Photos from my hometown newspaper make we want to cry. Officers in riot gear are marching through Spokane, Washington's downtown, like storm troopers. People run through a cloud of tear gas alongside a park famous for its clock tower and hand-carved carousel. These scenes have happened in a place I love, where my children were born.
Across America, incidents like this are being replicated, like a grim Choose Your Own Adventure where some people pick peaceful protest, others throw rocks, burn buildings and loot, and no one chooses to get shot with rubber bullets, blasted with noxious gas or to die.
Protests have been rolling out across the United States as people seek to call attention to police violence. It comes after George Floyd, a black man in Minneapolis, died late last month after a white officer kneeled on his neck for nearly nine minutes.
It was the latest in a string of police killings of unarmed black men - and sometimes, women - in America.
The mistreatment of black and brown people by law enforcement officers is well-documented in the US. It's built on 400 years of slavery, segregation, inequality and injustice. Black and brown people have always known this. Pale people have always had agency to pretend racism doesn't exist.
The problem of raising children in a racially unjust world is universal. And many African American parents caution kids that skin colour makes them instantly suspicious. It puts them at higher risk for violence and even death by cop.
Here in New Zealand, data released in February by JustSpeak shows police are almost twice as likely to send a first-time Māori offender to court than a Pākehā. More than half Aotearoa's prison population is Māori, despite Māori making up only 15 per cent of the general population.
Police Minister Stuart Nash says New Zealand's police has no issues with systemic racism and the organisation is addressing unconscious bias. But professor Khylee Quince, of Auckland University of Technology's School of Law, told Radio NZ earlier this week: "I think we can refute any claims of there not being racism in the New Zealand police with their own data."
Quince says data shows Māori are almost nine times more likely to have a dog set upon them, or to have an armed response in relation to policing.
No matter where we live, our institutions - governments, healthcare systems and our police forces - reflect society.
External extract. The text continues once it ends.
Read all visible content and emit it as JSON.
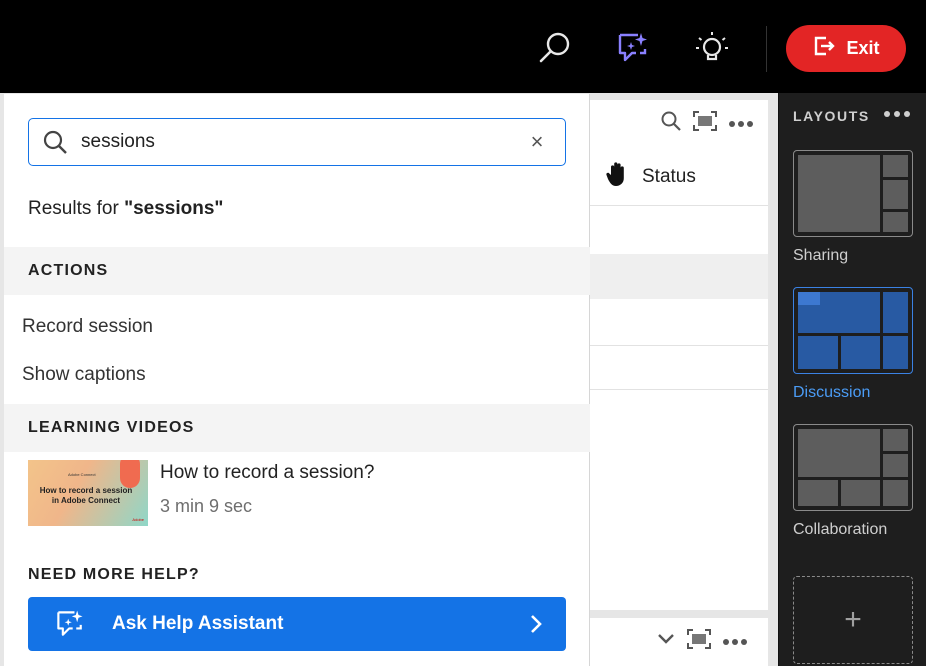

Director Taika Waititi said in 2018 New Zealand was "racist as f**k". Does it not stand to reason some of those attitudes permeate every profession, including law enforcement?
Back across the pond, a white woman in New York City named Amy Cooper was recently recorded confronting a black man who had asked her to comply with the law by leashing her dog.
"I'm going to call the police and say an African American man threatened my life." Then, she did it. Cooper tried to weaponise police against a birdwatching black man.
Author and professor of religion Jennifer Harvey wrote a piece for CNN called, "How Do I Make Sure I'm Not Raising The Next Amy Cooper?" She said most white parents today grew up in families where silence was the norm. These same parents are passing silence to their kids. Harvey says this enables us and our offspring to remain blind to racial inequality. We tell our kids to be colour blind, even to embrace diversity. "...but we say this while failing to notice we're expecting children to be magically immune from the same racism-induced tensions that get in the way of white adults successfully navigating diversity and sustaining interracial relationships."
We let silence speak. Often, it reinforces racism, when Harvey says we should instead teach what equality means and model anti-racism. "...in white families, we cannot wait to talk about it with our children, because segregation is so deep that if we just wait, it will never come up."
Unless you have teens with an Instagram account. The issue of police brutality against black people became a hot topic after my 14-year-old saw the video of George Floyd's death. I won't watch that scene, and I wish my son hadn't witnessed it.
"That officer should get the death penalty," he said. "So should the [three] other cops who watched the guy die. This makes me hate police."
"No. No, no, no…" I say. I tell my son every profession has bad apples, though most jobs do not involve balancing vulnerable people's lives on a knife-edge.
"It's not right. The other officers should be prosecuted, too,'' I say.
As I write, the charge against Derek Chauvin has been elevated to second-degree murder, and the other three former officers have been charged with aiding and abetting. The fact they did nothing to prevent Floyd's death is an indictment not only of them but of a culture that talks about racial equality while perpetuating racial discrimination. What kind of society incubates attitudes that would allow such deplorable behaviour: a knee on another man's neck while that human pleads for his life?
We are more than autonomous individuals, squawking about rights, acting purely from self-interest. We are part of something greater. A community. When one of us hurts, we all hurt.
Demanding change from institutions is possible only after we've had a good look in the mirror. Change happens when we decline to laugh at a racist joke and question stereotypes. We'll do this because our families, friends and especially - our children - are paying attention. Even if we can't see a difference in others' attitudes, we can bolster belief in our own.
I look again at news from Spokane to try to find reason for hope. There's a photo of a police officer wearing a helmet and face shield. He kneels while shaking a black man's hand. His gesture is a reminder it's never enough to simply say, "I'm not racist."
Dr Martin Luther King Jr said, "He who passively accepts evil is as much involved in it as he who perpetuates it".
Our loved ones and our descendants will consider our actions - and our failure to act - rather than remember our words.